By Duncan McKean. Cross-posted from Opensource.com.

I get asked a lot by people who are interested in helping out open source projects, but have absolutely no programming skills. What can they do? Well, here are a few ideas how non-programmers can contribute to open source projects.

It is worth noting that it is best to contribute to software that you actually use yourself. That way you feel the benefits.

March 11, 2014

Around the world, parliaments, governments, civil society organizations, and even individual parliamentarians, are taking measures to make the legislative process more participatory. Some are creating their own tools — often open source, which allows others to use these tools as well — that enable citizens to markup legislation or share ideas on targeted subjects. Others are purchasing and implementing tools developed by private companies to good effect. In several instances, these initiatives are being conducted through collaboration between public institutions and civil society, while many compliment online and offline experiences to help ensure that a broader population of citizens is reached.

The list below provides examples of some of the more prominent efforts to engage citizens in the legislative process.

by Andrew Mandelbaum

Thanks to Ariana Tuckey for assistance in drafting this post.

March 10, 2014
With cities seeking to involve diverse voices in city-making to get beyond “the usual suspects,” Vancouver urbanists Brent Toderian and Jillian Glover examine how cities in their region are finding new ways to increase civic participation.
 

By Brent Todrian and Jillian Glover

March 7, 2014

What difference do we make for the businesses and citizens who ultimately pay our salaries? And how do we gauge the difference that we make? For the last seven years, MindLab has been very keen to gauge the effect of the work that we do and it goes a long way back. Already back in 2007, while we were in the process of defining how MindLab would conduct its work, we were paid a visit by David Hunter. Hunter is recognised for his work on the gauging of effect and on change theory in the U.S.A. He has also worked with a number of organisations in Denmark. He helped us to develop a theory of change as well as indicators and the tools to with which to measure them. The result was an impressive chart.

 

March 6, 2014

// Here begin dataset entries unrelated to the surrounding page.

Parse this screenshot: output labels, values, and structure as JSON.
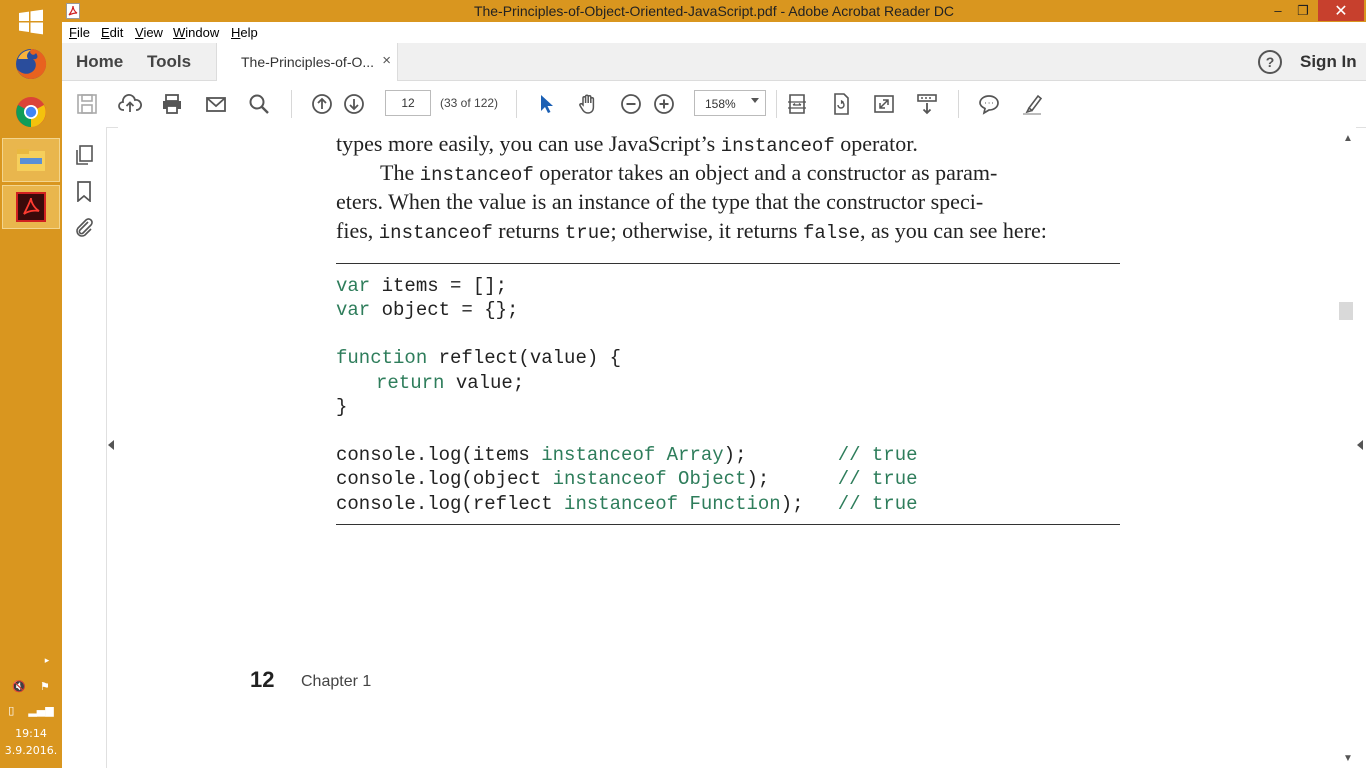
{
  "taskbar": {
    "apps": [
      {
        "name": "firefox-icon"
      },
      {
        "name": "chrome-icon"
      },
      {
        "name": "file-explorer-icon"
      },
      {
        "name": "acrobat-icon"
      }
    ],
    "clock_time": "19:14",
    "clock_date": "3.9.2016."
  },
  "window": {
    "title": "The-Principles-of-Object-Oriented-JavaScript.pdf - Adobe Acrobat Reader DC",
    "minimize": "–",
    "maximize": "❐",
    "close": "✕"
  },
  "menu": {
    "file": {
      "u": "F",
      "rest": "ile"
    },
    "edit": {
      "u": "E",
      "rest": "dit"
    },
    "view": {
      "u": "V",
      "rest": "iew"
    },
    "window": {
      "u": "W",
      "rest": "indow"
    },
    "help": {
      "u": "H",
      "rest": "elp"
    }
  },
  "tabs": {
    "home": "Home",
    "tools": "Tools",
    "document": "The-Principles-of-O...",
    "close": "×",
    "help": "?",
    "sign_in": "Sign In"
  },
  "toolbar": {
    "page_current": "12",
    "page_info": "(33 of 122)",
    "zoom": "158%"
  },
  "document": {
    "para1_line1_a": "types more easily, you can use JavaScript’s ",
    "para1_line1_code": "instanceof",
    "para1_line1_b": " operator.",
    "para2_line1_a": "The ",
    "para2_line1_code": "instanceof",
    "para2_line1_b": " operator takes an object and a constructor as param-",
    "para2_line2": "eters. When the value is an instance of the type that the constructor speci-",
    "para2_line3_a": "fies, ",
    "para2_line3_code1": "instanceof",
    "para2_line3_b": " returns ",
    "para2_line3_code2": "true",
    "para2_line3_c": "; otherwise, it returns ",
    "para2_line3_code3": "false",
    "para2_line3_d": ", as you can see here:",
    "code": {
      "l1_kw": "var",
      "l1_rest": " items = [];",
      "l2_kw": "var",
      "l2_rest": " object = {};",
      "l3_kw": "function",
      "l3_rest": " reflect(value) {",
      "l4_kw": "return",
      "l4_rest": " value;",
      "l5": "}",
      "l6_a": "console.log(items ",
      "l6_kw": "instanceof Array",
      "l6_b": ");        ",
      "l6_c": "// true",
      "l7_a": "console.log(object ",
      "l7_kw": "instanceof Object",
      "l7_b": ");      ",
      "l7_c": "// true",
      "l8_a": "console.log(reflect ",
      "l8_kw": "instanceof Function",
      "l8_b": ");   ",
      "l8_c": "// true"
    },
    "page_number": "12",
    "chapter": "Chapter 1"
  }
}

"We are seeing technology-driven networks replacing bureacratically-driven hierarchies," says VC and futurist Fred Wilson, speaking on what to expect in the next ten years. Check out the 21 innovations below.

 

Across the planet, new technologies and business models are decentralizing power and placing it in the hands of communities and individuals. 

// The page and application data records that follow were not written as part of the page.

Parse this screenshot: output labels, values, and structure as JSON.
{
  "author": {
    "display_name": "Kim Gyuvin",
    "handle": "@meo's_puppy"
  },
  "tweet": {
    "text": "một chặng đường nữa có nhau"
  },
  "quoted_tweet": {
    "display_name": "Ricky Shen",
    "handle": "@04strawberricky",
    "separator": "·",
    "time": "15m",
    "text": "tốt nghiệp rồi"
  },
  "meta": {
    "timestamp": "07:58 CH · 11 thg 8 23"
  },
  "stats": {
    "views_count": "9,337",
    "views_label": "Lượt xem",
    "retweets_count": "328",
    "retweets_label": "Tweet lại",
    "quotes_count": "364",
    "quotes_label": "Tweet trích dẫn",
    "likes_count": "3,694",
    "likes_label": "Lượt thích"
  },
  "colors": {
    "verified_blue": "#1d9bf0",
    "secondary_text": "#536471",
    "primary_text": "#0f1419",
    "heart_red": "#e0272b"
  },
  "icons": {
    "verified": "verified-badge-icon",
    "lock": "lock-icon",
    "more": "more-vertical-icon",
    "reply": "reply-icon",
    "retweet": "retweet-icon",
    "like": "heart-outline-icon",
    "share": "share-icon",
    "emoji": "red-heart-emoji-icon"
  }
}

"We are seeing technology-driven networks replacing bureacratically-driven hierarchies," says VC and futurist Fred Wilson, speaking on what to expect in the next ten years. View the entire 25-minute video below (it's worth it!) and then check out the 21 innovations below.

March 4, 2014

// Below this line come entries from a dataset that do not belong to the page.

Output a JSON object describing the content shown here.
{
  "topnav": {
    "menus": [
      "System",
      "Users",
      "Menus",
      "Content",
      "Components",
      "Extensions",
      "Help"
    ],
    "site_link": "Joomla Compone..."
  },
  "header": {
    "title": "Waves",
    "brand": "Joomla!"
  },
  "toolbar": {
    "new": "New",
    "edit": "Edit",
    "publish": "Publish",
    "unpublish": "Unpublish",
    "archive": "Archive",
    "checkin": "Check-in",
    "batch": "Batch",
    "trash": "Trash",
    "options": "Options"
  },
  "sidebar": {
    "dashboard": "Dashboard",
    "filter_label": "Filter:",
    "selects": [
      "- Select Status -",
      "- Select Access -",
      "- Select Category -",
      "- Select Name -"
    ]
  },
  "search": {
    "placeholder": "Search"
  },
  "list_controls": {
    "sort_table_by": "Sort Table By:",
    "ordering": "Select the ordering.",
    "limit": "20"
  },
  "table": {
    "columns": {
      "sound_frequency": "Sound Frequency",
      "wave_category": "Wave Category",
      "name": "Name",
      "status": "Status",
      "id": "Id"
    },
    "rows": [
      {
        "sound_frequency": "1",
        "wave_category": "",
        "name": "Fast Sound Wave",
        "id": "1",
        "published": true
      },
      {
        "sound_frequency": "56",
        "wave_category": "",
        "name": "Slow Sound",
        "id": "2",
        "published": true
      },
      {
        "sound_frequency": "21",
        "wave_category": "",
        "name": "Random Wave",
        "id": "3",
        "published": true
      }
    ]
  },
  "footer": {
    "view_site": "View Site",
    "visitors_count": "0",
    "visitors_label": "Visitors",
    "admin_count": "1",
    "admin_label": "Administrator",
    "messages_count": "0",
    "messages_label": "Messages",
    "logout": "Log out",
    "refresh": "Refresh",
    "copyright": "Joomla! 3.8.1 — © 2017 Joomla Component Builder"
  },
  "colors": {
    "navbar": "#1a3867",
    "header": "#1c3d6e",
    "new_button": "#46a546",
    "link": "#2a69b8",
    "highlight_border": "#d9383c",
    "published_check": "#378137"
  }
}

Every data wrangler has their own list of favorites – the go to tools that they use when they need to work with data.

If you need to clean, transform, or mashup data or if you are working with a data set that will form the basis for an application, here is a list of tools that can make life easier for you.

By Mark Headd

Every data wrangler has their own list of favorites – the go to tools that they use when they need to work with data.

If you need to clean, transform, or mashup data or if you are working with a data set that will form the basis for an application, here is a list of tools that can make life easier for you.